But cannabis is controversial because of its illegal classification on the federal and state levels as a drug when used recreationally. Even though statistics prove it is far less dangerous than alcohol or cigarettes, it is still seen as a potential problem by many. Some of the campaigns against it prey on fears of availability to children or the possibility of a dispensary on every corner, neither of which is a likely outcome according to any study.
In the end, we’ll have to listen to those among us who have—in many cases out of desperation—began cannabis treatments. They are the test cases. Overwhelmingly the results are positive—especially for pain patients frantic to get away from pain prescriptions that took away their sleep or gave them conditions that were almost as bad as the pain they were trying to escape.
In a moving Boston Globe feature entitled “Rejecting opioids, pain patients find relief with marijuana” a freelance writer from Cambridge, Julia Sullivan, is interviewed in order to demonstrate the benefits of the treatments now legalized in Massachusetts.
According to the article:
“Sullivan turned to cannabis because the opioid her doctor prescribed — tramadol — gave her insomnia.

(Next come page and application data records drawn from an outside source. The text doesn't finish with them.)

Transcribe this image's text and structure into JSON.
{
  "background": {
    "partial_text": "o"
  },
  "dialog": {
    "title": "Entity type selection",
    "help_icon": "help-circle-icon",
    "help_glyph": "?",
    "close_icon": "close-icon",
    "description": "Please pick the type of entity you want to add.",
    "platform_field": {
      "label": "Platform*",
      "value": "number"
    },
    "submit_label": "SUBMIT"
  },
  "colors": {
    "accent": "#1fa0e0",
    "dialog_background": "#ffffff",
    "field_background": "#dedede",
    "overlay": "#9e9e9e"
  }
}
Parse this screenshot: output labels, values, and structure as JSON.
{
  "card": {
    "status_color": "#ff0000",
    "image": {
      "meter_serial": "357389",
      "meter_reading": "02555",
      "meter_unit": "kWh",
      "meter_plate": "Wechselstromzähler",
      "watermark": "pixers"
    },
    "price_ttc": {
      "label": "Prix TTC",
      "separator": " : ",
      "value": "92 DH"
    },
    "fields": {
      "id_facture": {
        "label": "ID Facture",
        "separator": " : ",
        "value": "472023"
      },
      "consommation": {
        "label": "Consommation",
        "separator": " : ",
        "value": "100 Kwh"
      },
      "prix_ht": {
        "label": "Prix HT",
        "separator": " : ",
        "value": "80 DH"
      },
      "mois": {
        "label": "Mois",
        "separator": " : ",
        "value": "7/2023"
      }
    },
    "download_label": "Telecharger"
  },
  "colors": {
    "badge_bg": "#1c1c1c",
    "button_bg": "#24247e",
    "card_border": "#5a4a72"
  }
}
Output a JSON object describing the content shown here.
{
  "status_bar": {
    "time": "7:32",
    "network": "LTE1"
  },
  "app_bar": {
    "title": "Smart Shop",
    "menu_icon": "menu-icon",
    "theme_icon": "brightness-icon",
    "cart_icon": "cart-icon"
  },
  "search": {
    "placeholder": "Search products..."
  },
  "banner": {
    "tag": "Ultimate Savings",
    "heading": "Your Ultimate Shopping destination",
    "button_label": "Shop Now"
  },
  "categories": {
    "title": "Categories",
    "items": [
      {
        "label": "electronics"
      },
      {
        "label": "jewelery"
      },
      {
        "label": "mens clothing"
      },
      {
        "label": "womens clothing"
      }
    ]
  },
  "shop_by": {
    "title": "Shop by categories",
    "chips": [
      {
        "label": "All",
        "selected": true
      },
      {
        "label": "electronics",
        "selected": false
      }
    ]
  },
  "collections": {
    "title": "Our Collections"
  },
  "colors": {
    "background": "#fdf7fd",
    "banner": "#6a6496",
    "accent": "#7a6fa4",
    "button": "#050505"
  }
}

Others are trying marijuana because their doctors, worried about new guidelines on opioid use, have cut back on prescribing pain relievers.
Dr. Uma Dhanabalan, a Natick family practice physician who specializes in assessing patients for marijuana certification, said she has lately seen an increase in pain sufferers looking for an alternative to opioids.
“Cannabis is not an entrance drug, it is an exit drug from pharmaceuticals and narcotics,” she said.”
It would behoove us all to look into the research on this issue prior to November 8, as this issue is on the ballot for many states.